Purpose – Employing institutional logic and institutional work as its theoretical framework, this study analyzes scholars’ reactions to performance measurement systems in academia. Design/methodology/approach – Large datasets were collected over time, combining both quantitative and qualitative elements. The data were gathered from a two-wave survey in 2010 (966 respondents) and 2015 (672 respondents), conducted among scholars performing teaching- and research-oriented tasks in three Finnish universities.Findings – The analysis showed statistically significant changes over time in the ways that the respondents were positioned in three major groups influenced by different institutional logics. This study contributes to the international debate on institutional change in universities by showing that in Finnish universities, emerging business logics and existing professional logics can co-exist and be blended among a growing group of academics.
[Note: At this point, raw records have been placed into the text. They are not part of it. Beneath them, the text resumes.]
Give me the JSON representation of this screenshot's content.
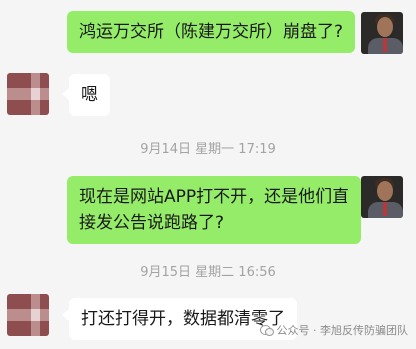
{
  "messages": [
    {
      "side": "right",
      "text_lines": [
        "鸿运万交所（陈建万交所）崩盘了?"
      ]
    },
    {
      "side": "left",
      "text_lines": [
        "嗯"
      ]
    },
    {
      "side": "right",
      "text_lines": [
        "现在是网站APP打不开，还是他们直",
        "接发公告说跑路了?"
      ]
    },
    {
      "side": "left",
      "text_lines": [
        "打还打得开，数据都清零了"
      ]
    }
  ],
  "timestamps": [
    "9月14日 星期一 17:19",
    "9月15日 星期二 16:56"
  ],
  "watermark": {
    "text": "公众号 · 李旭反传防骗团队",
    "icon": "wechat-icon"
  },
  "avatars": {
    "right": "user-avatar-portrait",
    "left": "contact-avatar-pixel"
  },
  "colors": {
    "background": "#f5f5f5",
    "bubble_self": "#95ec69",
    "bubble_other": "#ffffff",
    "timestamp": "#a3a3a3"
  }
}
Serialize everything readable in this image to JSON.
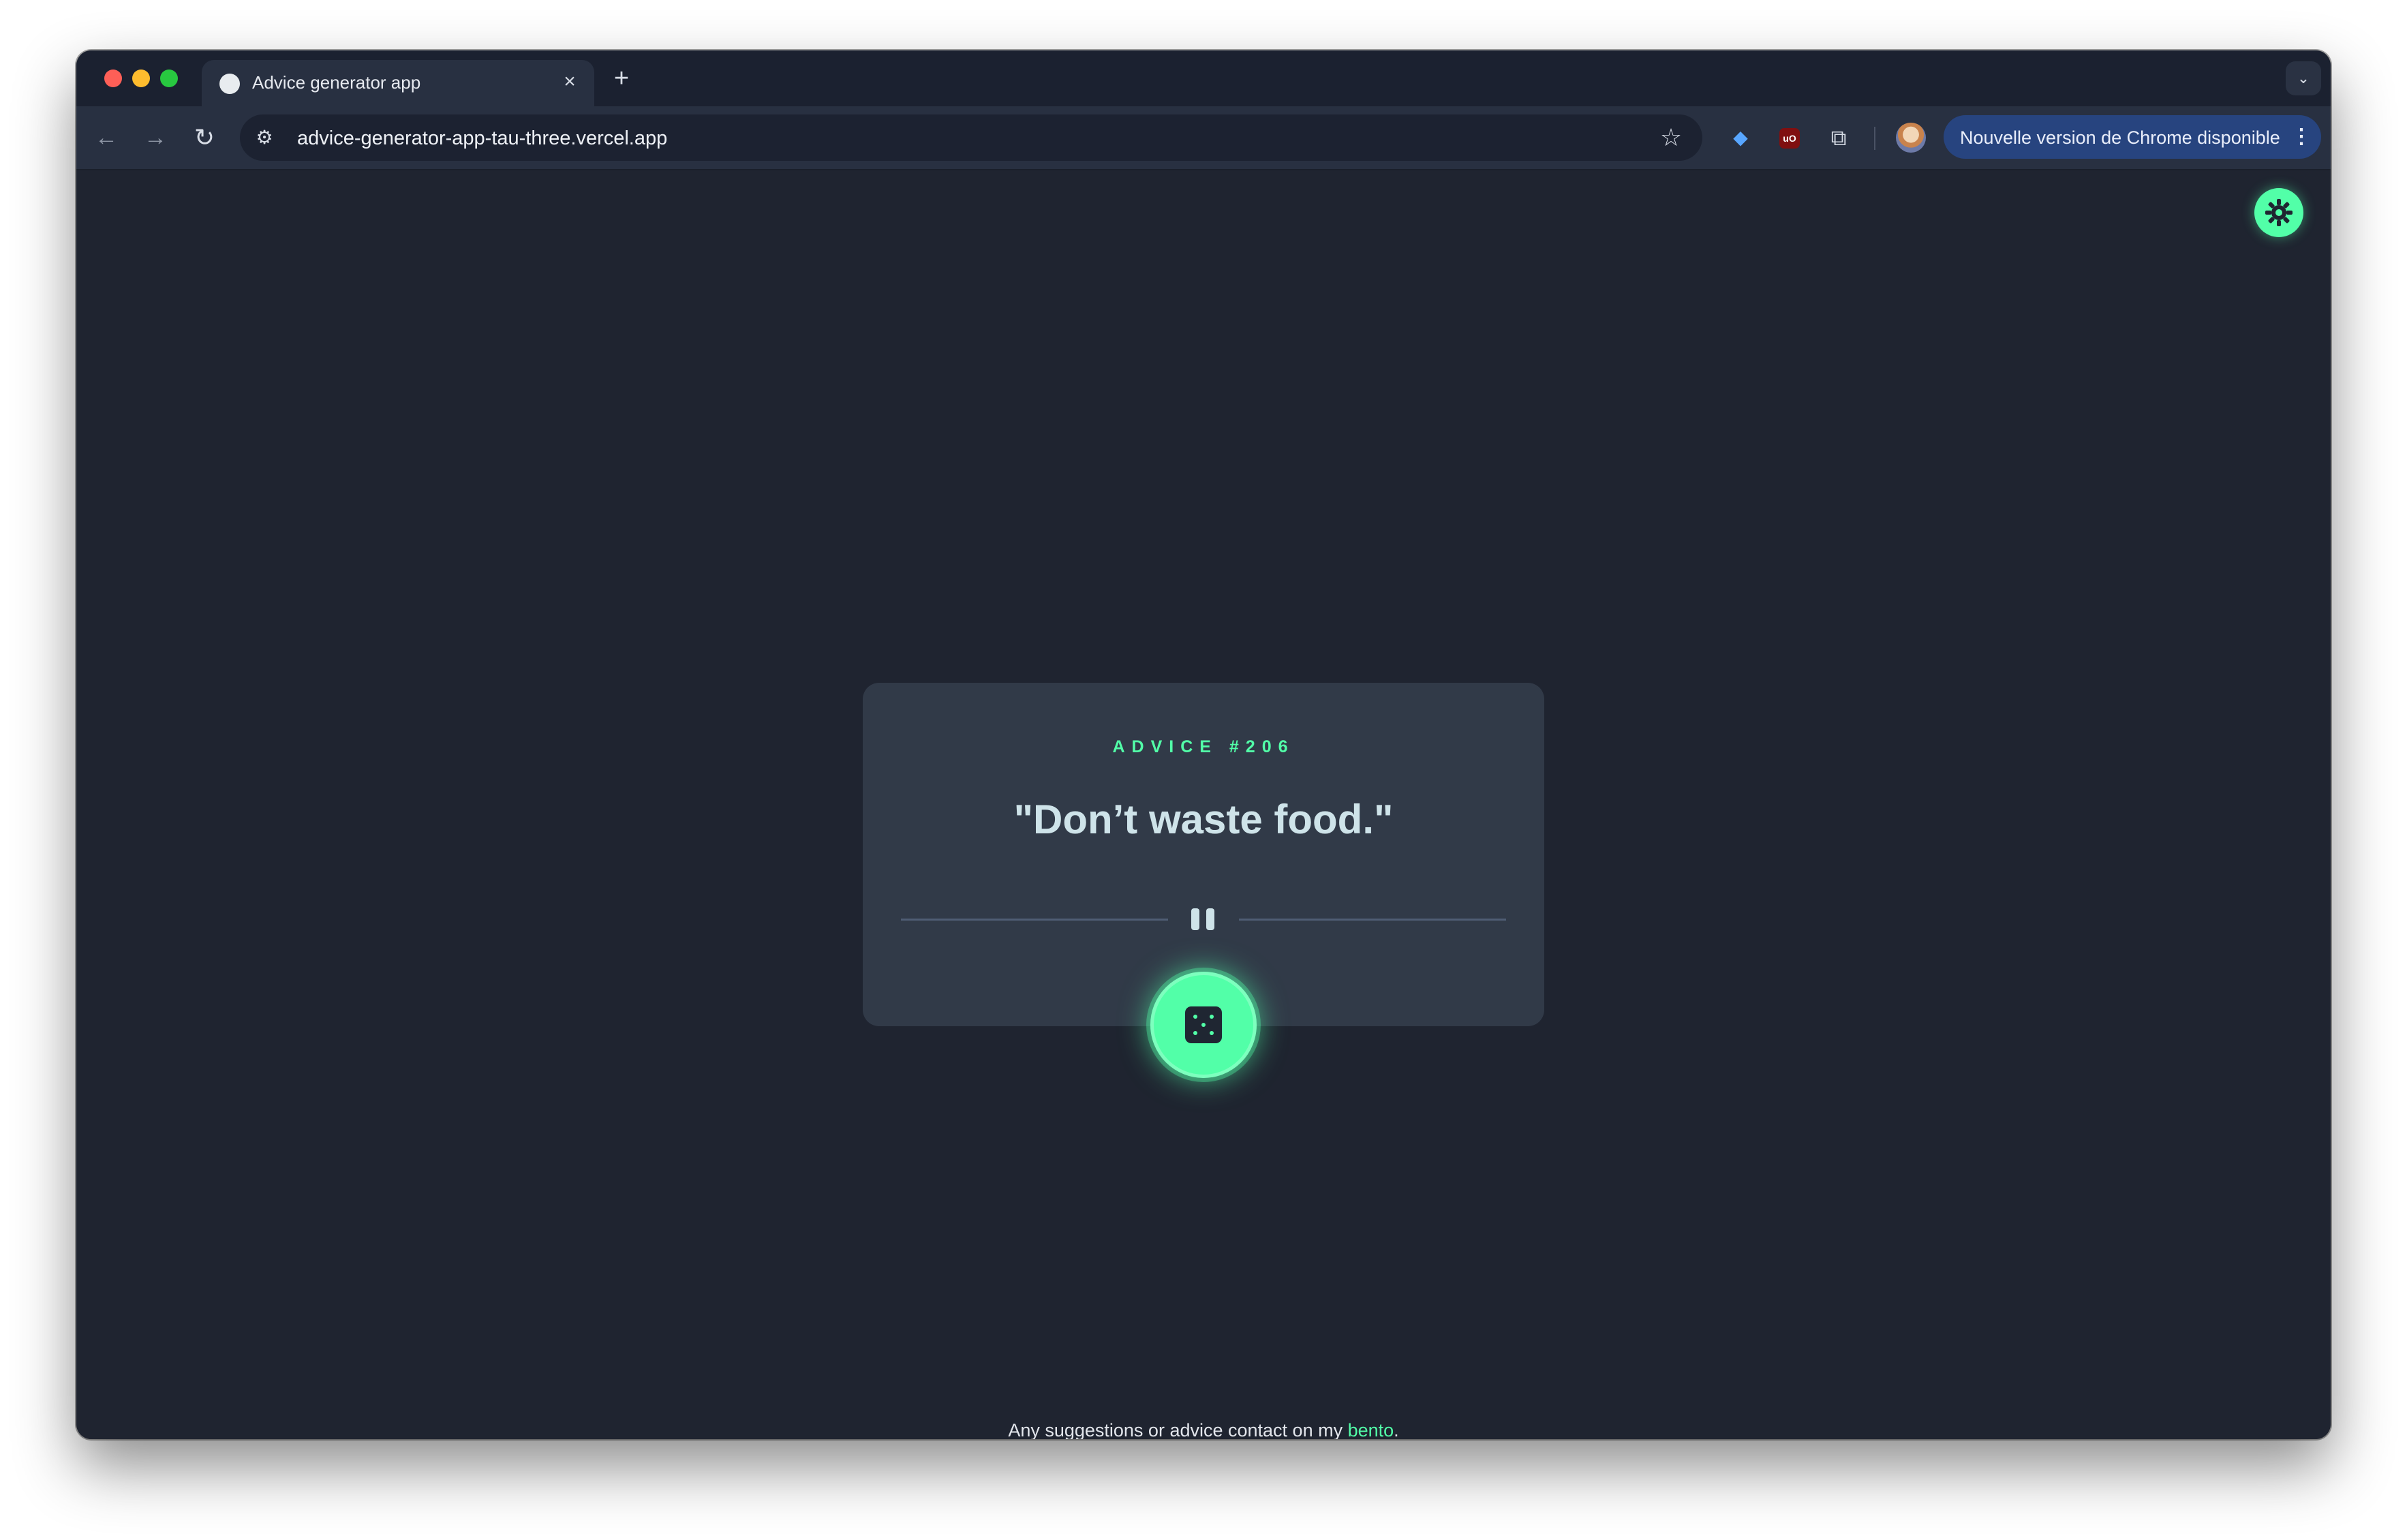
{
  "browser": {
    "tab": {
      "title": "Advice generator app",
      "close_icon": "close-icon"
    },
    "new_tab_icon": "plus-icon",
    "tab_list_icon": "chevron-down-icon",
    "toolbar": {
      "back_icon": "arrow-left-icon",
      "forward_icon": "arrow-right-icon",
      "reload_icon": "reload-icon",
      "url": "advice-generator-app-tau-three.vercel.app",
      "site_info_icon": "tune-icon",
      "bookmark_icon": "star-icon",
      "update_label": "Nouvelle version de Chrome disponible",
      "menu_icon": "kebab-menu-icon"
    },
    "extensions": [
      "gem-extension-icon",
      "ublock-extension-icon",
      "puzzle-extensions-icon"
    ],
    "ublock_badge": "uO"
  },
  "page": {
    "theme_toggle_icon": "sun-gear-icon",
    "card": {
      "advice_id_label": "ADVICE #206",
      "advice_text": "\"Don’t waste food.\""
    },
    "dice_button_icon": "dice-icon",
    "footer": {
      "text": "Any suggestions or advice contact on my ",
      "link_text": "bento",
      "trailing": "."
    }
  },
  "colors": {
    "accent": "#52ffa8",
    "page_bg": "#1f2430",
    "card_bg": "#313a48",
    "quote_text": "#cee3e9",
    "update_pill": "#27447f"
  }
}
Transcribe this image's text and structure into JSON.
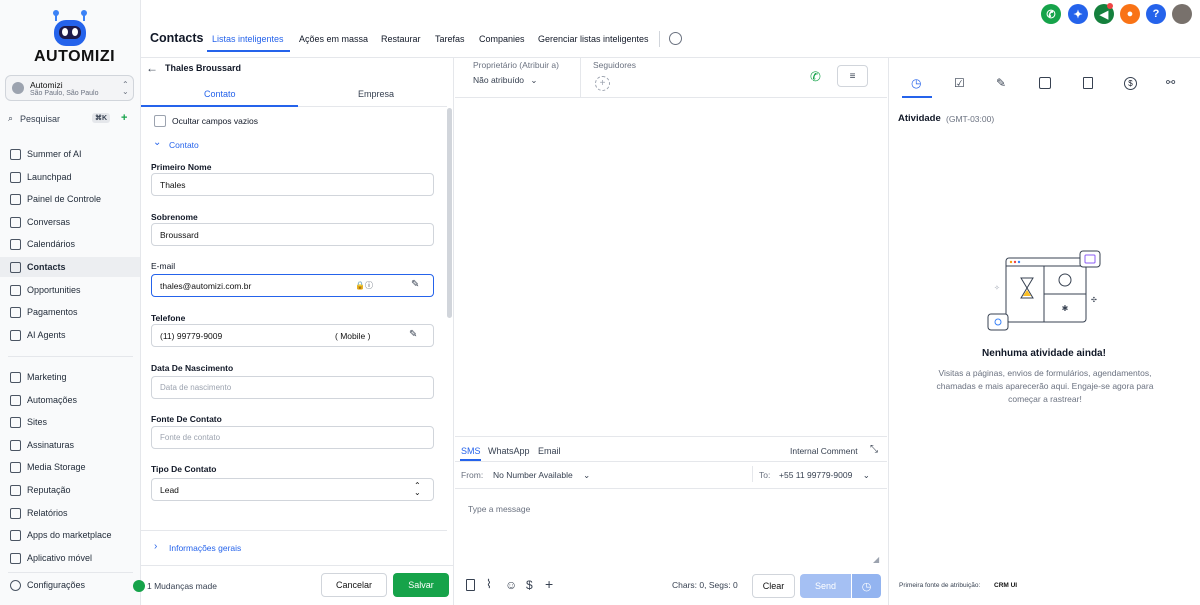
{
  "brand": {
    "name": "AUTOMIZI"
  },
  "account": {
    "name": "Automizi",
    "location": "São Paulo, São Paulo"
  },
  "search": {
    "label": "Pesquisar",
    "shortcut": "⌘K"
  },
  "nav": {
    "items": [
      {
        "label": "Summer of AI"
      },
      {
        "label": "Launchpad"
      },
      {
        "label": "Painel de Controle"
      },
      {
        "label": "Conversas"
      },
      {
        "label": "Calendários"
      },
      {
        "label": "Contacts"
      },
      {
        "label": "Opportunities"
      },
      {
        "label": "Pagamentos"
      },
      {
        "label": "AI Agents"
      }
    ],
    "items2": [
      {
        "label": "Marketing"
      },
      {
        "label": "Automações"
      },
      {
        "label": "Sites"
      },
      {
        "label": "Assinaturas"
      },
      {
        "label": "Media Storage"
      },
      {
        "label": "Reputação"
      },
      {
        "label": "Relatórios"
      },
      {
        "label": "Apps do marketplace"
      },
      {
        "label": "Aplicativo móvel"
      }
    ],
    "settings": "Configurações"
  },
  "header": {
    "title": "Contacts",
    "tabs": [
      "Listas inteligentes",
      "Ações em massa",
      "Restaurar",
      "Tarefas",
      "Companies",
      "Gerenciar listas inteligentes"
    ],
    "active_tab": "Listas inteligentes"
  },
  "contact": {
    "name": "Thales Broussard",
    "subtabs": [
      "Contato",
      "Empresa"
    ],
    "hide_empty": "Ocultar campos vazios",
    "section": "Contato",
    "fields": {
      "first_name": {
        "label": "Primeiro Nome",
        "value": "Thales"
      },
      "last_name": {
        "label": "Sobrenome",
        "value": "Broussard"
      },
      "email": {
        "label": "E-mail",
        "value": "thales@automizi.com.br"
      },
      "phone": {
        "label": "Telefone",
        "value": "(11) 99779-9009",
        "type": "( Mobile )"
      },
      "birth": {
        "label": "Data De Nascimento",
        "placeholder": "Data de nascimento"
      },
      "source": {
        "label": "Fonte De Contato",
        "placeholder": "Fonte de contato"
      },
      "type": {
        "label": "Tipo De Contato",
        "value": "Lead"
      }
    },
    "general_info": "Informações gerais",
    "changes": "1 Mudanças made",
    "cancel": "Cancelar",
    "save": "Salvar"
  },
  "conversation": {
    "owner_label": "Proprietário (Atribuir a)",
    "owner_value": "Não atribuído",
    "followers_label": "Seguidores",
    "channels": [
      "SMS",
      "WhatsApp",
      "Email"
    ],
    "internal_comment": "Internal Comment",
    "from_label": "From:",
    "from_value": "No Number Available",
    "to_label": "To:",
    "to_value": "+55 11 99779-9009",
    "placeholder": "Type a message",
    "counter": "Chars: 0, Segs: 0",
    "clear": "Clear",
    "send": "Send"
  },
  "activity": {
    "title": "Atividade",
    "timezone": "(GMT-03:00)",
    "empty_title": "Nenhuma atividade ainda!",
    "empty_desc": "Visitas a páginas, envios de formulários, agendamentos, chamadas e mais aparecerão aqui. Engaje-se agora para começar a rastrear!",
    "attribution_label": "Primeira fonte de atribuição:",
    "attribution_value": "CRM UI"
  },
  "colors": {
    "accent": "#2563eb",
    "save": "#16a34a",
    "send": "#a5c0f3"
  }
}
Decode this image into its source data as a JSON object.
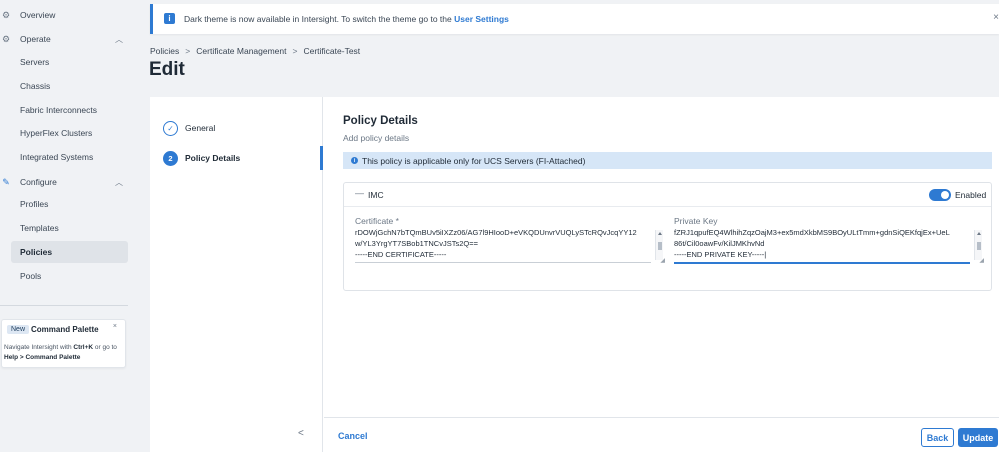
{
  "sidebar": {
    "items": [
      {
        "label": "Overview",
        "icon": "overview-icon"
      },
      {
        "label": "Operate",
        "icon": "operate-icon"
      },
      {
        "label": "Servers"
      },
      {
        "label": "Chassis"
      },
      {
        "label": "Fabric Interconnects"
      },
      {
        "label": "HyperFlex Clusters"
      },
      {
        "label": "Integrated Systems"
      },
      {
        "label": "Configure",
        "icon": "configure-icon"
      },
      {
        "label": "Profiles"
      },
      {
        "label": "Templates"
      },
      {
        "label": "Policies"
      },
      {
        "label": "Pools"
      }
    ],
    "command_palette": {
      "badge": "New",
      "title": "Command Palette",
      "close": "×",
      "text_prefix": "Navigate Intersight with ",
      "shortcut": "Ctrl+K",
      "text_mid": " or go to ",
      "path": "Help > Command Palette"
    }
  },
  "banner": {
    "text": "Dark theme is now available in Intersight. To switch the theme go to the ",
    "link": "User Settings",
    "close": "×"
  },
  "breadcrumb": {
    "items": [
      "Policies",
      "Certificate Management",
      "Certificate-Test"
    ],
    "separator": ">"
  },
  "page": {
    "title": "Edit"
  },
  "steps": [
    {
      "number": "✓",
      "label": "General"
    },
    {
      "number": "2",
      "label": "Policy Details"
    }
  ],
  "collapse_icon": "<",
  "policy": {
    "title": "Policy Details",
    "subtitle": "Add policy details",
    "info": "This policy is applicable only for UCS Servers (FI-Attached)",
    "imc": {
      "title": "IMC",
      "toggle_label": "Enabled",
      "certificate": {
        "label": "Certificate *",
        "lines": [
          "rDOWjGchN7bTQmBUv5iIXZz06/AG7l9HIooD+eVKQDUnvrVUQLySTcRQvJcqYY12",
          "w/YL3YrgYT7SBob1TNCvJSTs2Q==",
          "-----END CERTIFICATE-----"
        ]
      },
      "private_key": {
        "label": "Private Key",
        "lines": [
          "fZRJ1qpufEQ4WlhihZqzOajM3+ex5mdXkbMS9BOyULtTmm+gdnSiQEKfqjEx+UeL",
          "86t/Cil0oawFv/KilJMKhvNd",
          "-----END PRIVATE KEY-----|"
        ]
      }
    }
  },
  "footer": {
    "cancel": "Cancel",
    "back": "Back",
    "update": "Update"
  }
}
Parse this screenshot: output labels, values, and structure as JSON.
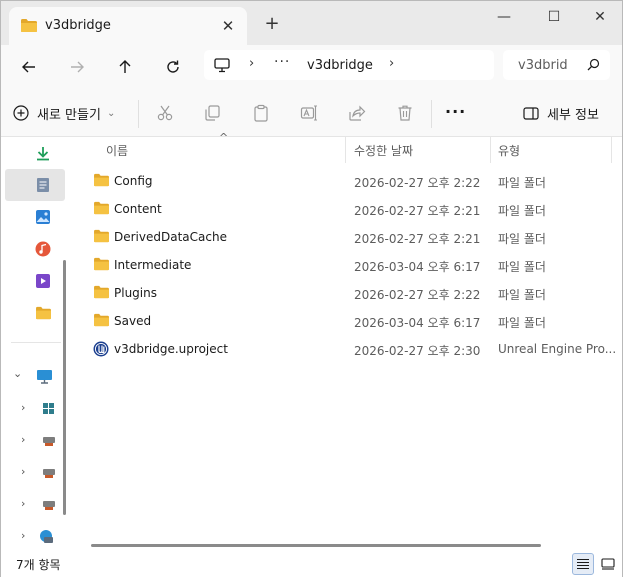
{
  "window": {
    "tab_title": "v3dbridge",
    "new_tab_label": "+",
    "minimize_label": "—",
    "maximize_label": "☐",
    "close_label": "✕"
  },
  "address": {
    "separator": "›",
    "overflow": "···",
    "crumb": "v3dbridge"
  },
  "search": {
    "text": "v3dbrid"
  },
  "commands": {
    "new_label": "새로 만들기",
    "more_label": "···",
    "details_label": "세부 정보"
  },
  "columns": {
    "name": "이름",
    "date": "수정한 날짜",
    "type": "유형"
  },
  "files": [
    {
      "name": "Config",
      "date": "2026-02-27 오후 2:22",
      "type": "파일 폴더",
      "icon": "folder-icon"
    },
    {
      "name": "Content",
      "date": "2026-02-27 오후 2:21",
      "type": "파일 폴더",
      "icon": "folder-icon"
    },
    {
      "name": "DerivedDataCache",
      "date": "2026-02-27 오후 2:21",
      "type": "파일 폴더",
      "icon": "folder-icon"
    },
    {
      "name": "Intermediate",
      "date": "2026-03-04 오후 6:17",
      "type": "파일 폴더",
      "icon": "folder-icon"
    },
    {
      "name": "Plugins",
      "date": "2026-02-27 오후 2:22",
      "type": "파일 폴더",
      "icon": "folder-icon"
    },
    {
      "name": "Saved",
      "date": "2026-03-04 오후 6:17",
      "type": "파일 폴더",
      "icon": "folder-icon"
    },
    {
      "name": "v3dbridge.uproject",
      "date": "2026-02-27 오후 2:30",
      "type": "Unreal Engine Pro...",
      "icon": "unreal-engine-icon"
    }
  ],
  "status": {
    "item_count": "7개 항목"
  },
  "colors": {
    "folder": "#f5c242",
    "folder_dark": "#e3a82b",
    "download": "#1f9e5a",
    "pictures": "#2a7fd4",
    "music": "#e5573a",
    "videos": "#7a46c9",
    "pc": "#2a8fd4"
  }
}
The analysis of qualitative open-ended answers suggests that performance measurement systems have led to changes in institutional logic, which have influenced the scholars participating in institutional work at the microlevel in academia.Social implications – While most scholars remain critical of performance measurement systems in universities, the fact that many academics are adapting to performance measurement systems highlights significant changes that are generally occurring in academia.Originality/value – While most extant studies have focused on field- and organizational-level analyses, this study focuses on understanding how the adoption of performance measurement systems affects institutional logic and institutional work at the microlevel. Moreover, the study’s cross-sectional research setting increases society’s understanding of institutional evolution in academia.
- Företagsekonomi (50202)